DESCRIPTION OF THE TASK: Every record below is to be copied exactly, with its images omitted.
++++++++++++++++++++
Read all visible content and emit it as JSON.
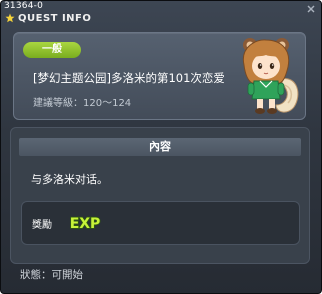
{
  "window": {
    "quest_id": "31364-0",
    "title": "QUEST INFO"
  },
  "quest": {
    "badge": "一般",
    "name": "[梦幻主题公园]多洛米的第101次恋爱",
    "level": "建議等級：120～124"
  },
  "content": {
    "header": "內容",
    "text": "与多洛米对话。"
  },
  "reward": {
    "label": "獎勵",
    "exp_text": "EXP"
  },
  "status": {
    "text": "狀態：可開始"
  },
  "colors": {
    "badge_green": "#8cc12a",
    "exp_green": "#c7f23a",
    "title_star": "#f5d33b"
  },
  "icons": [
    "star-icon",
    "close-icon",
    "npc-portrait",
    "exp-icon"
  ]
}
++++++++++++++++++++
RESPONSE TO THE TASK:
Read all visible content and emit it as JSON.
{
  "window": {
    "quest_id": "31364-0",
    "title": "QUEST INFO"
  },
  "quest": {
    "badge": "一般",
    "name": "[梦幻主题公园]多洛米的第101次恋爱",
    "level": "建議等級：120～124"
  },
  "content": {
    "header": "內容",
    "text": "与多洛米对话。"
  },
  "reward": {
    "label": "獎勵",
    "exp_text": "EXP"
  },
  "status": {
    "text": "狀態：可開始"
  },
  "colors": {
    "badge_green": "#8cc12a",
    "exp_green": "#c7f23a",
    "title_star": "#f5d33b"
  },
  "icons": [
    "star-icon",
    "close-icon",
    "npc-portrait",
    "exp-icon"
  ]
}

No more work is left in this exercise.